Defining and fostering that vertical bar of the T is important in setting a foundation, but equally important is being able to communicate with people who have their own specialization different from ours. That is how we learn. Everyone has their own slice of life. It is always exciting to hear new things and share in the experiences and expertise of others. Unknowingly, over the years I was driven to expand my initial skillset into taking on the sky of other learning opportunities by listening to and learning from people who I saw as the masters of their craft, much like how a tree grows a network of branches all extending from a native, foundational trunk.
Innovation occurs when you combine two seemingly different things. Perhaps George Carlin put it best in saying, “you can take and nail two sticks together like they’ve never been nailed together before and some fool will buy it.” How true. The greatest idea is sometimes just that easy. How often have you seen a product and said you should have invented that? Why didn’t you? (Why didn’t I?)
The hiring world places a lot of focus on skill sets. Job postings rattle of the latest software, skills, experiences, and other jargonistic terms preferred to be in the genetic profile of their applicants. While knowing an industry is important, how undervalued is one’s ability to communicate and learn? Many employers will add excellent written and oral communication is a must, but the clarification stops there at the period. Ironically, it is a copy and paste request void of saying “I want employees who can confidently intermingle among colleagues unlike themselves, gain a greater scope of knowledge, learn quickly on the job, and bring forward new and progressive ideas and methods.” Today’s students need to embrace a love for learning outside of quantified limitation.

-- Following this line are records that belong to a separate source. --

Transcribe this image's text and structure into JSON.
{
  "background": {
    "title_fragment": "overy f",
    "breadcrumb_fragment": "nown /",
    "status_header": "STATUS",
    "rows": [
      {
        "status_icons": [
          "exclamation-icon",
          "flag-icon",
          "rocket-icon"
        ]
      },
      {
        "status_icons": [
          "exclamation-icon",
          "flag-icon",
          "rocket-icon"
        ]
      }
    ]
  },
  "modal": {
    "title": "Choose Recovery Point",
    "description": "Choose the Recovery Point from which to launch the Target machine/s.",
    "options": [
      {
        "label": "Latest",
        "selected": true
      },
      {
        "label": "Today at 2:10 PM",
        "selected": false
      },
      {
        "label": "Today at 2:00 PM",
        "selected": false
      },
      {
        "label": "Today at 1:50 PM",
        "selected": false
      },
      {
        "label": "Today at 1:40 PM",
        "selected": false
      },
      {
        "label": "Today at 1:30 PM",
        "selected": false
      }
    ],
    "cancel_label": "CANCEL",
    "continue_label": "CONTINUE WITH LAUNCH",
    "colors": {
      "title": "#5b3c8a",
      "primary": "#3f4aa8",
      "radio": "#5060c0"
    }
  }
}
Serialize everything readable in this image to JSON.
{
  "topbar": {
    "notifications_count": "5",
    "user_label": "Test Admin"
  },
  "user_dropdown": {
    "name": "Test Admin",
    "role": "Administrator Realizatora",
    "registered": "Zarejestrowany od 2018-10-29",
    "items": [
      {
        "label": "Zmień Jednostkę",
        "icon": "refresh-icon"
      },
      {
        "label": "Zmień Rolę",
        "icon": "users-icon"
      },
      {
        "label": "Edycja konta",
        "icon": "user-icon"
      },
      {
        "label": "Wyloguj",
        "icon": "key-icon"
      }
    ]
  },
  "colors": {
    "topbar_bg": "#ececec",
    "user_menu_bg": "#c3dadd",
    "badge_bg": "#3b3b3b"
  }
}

I have worked with and alongside many great teachers. As a whole, our educational system has streamlined students in a way that has at times snuffed creativity. Often, I have had to remind myself that the adolescent student in my class who seemed to be in his own world, playing aimlessly with a broken piece of ruler, some tape, and a crumpled piece of paper that once resembled last night’s homework might be onto great things. In my ignorance, the mess on his desk might be a prototype, the germination of a passion, the start of a new idea that has no place in just following directions. With my children, I also need to frequently stop this urge to control and step in. Following directions is simply repeating what has already been done. Our future depends on those willing to adventure the uncharted, tap into the fantastical, and grow in this confidence of learning that allows us to limitlessly experience a world of people just like us, just different.
Thanks for reading! Your feedback, comments, and questions are always appreciated.
About the Author
Jason Winter is the Owner / Web Designer of WinternetWeb Technologies, LLC (www.WinternetWeb.com). Jason has a unique background of technical skills and programming merged with an English degree from Virginia Tech, a Masters of Science degree from N.C. State in Technical Communication, and several years as an educator. He has become growingly more passionate in blogging and speaking at conferences. If you enjoyed this article, kindly share it with your networking community. Comments are always welcome.